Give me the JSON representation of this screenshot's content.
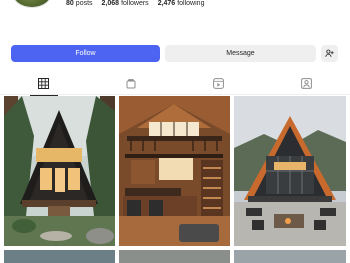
{
  "profile": {
    "stats": {
      "posts": {
        "value": "80",
        "label": "posts"
      },
      "followers": {
        "value": "2,068",
        "label": "followers"
      },
      "following": {
        "value": "2,476",
        "label": "following"
      }
    }
  },
  "actions": {
    "follow_label": "Follow",
    "message_label": "Message",
    "add_user_icon": "add-person-icon"
  },
  "tabs": [
    {
      "icon": "grid-icon",
      "active": true
    },
    {
      "icon": "reels-icon",
      "active": false
    },
    {
      "icon": "video-icon",
      "active": false
    },
    {
      "icon": "tagged-icon",
      "active": false
    }
  ],
  "posts": [
    {
      "subject": "a-frame cabin in forest"
    },
    {
      "subject": "loft cabin interior"
    },
    {
      "subject": "a-frame house patio"
    }
  ],
  "colors": {
    "follow_button": "#4d64f3",
    "secondary_button": "#efefef",
    "text": "#262626"
  }
}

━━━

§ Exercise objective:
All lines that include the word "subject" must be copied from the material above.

§ Answer to this task:
      "subject": "a-frame cabin in forest"
      "subject": "loft cabin interior"
      "subject": "a-frame house patio"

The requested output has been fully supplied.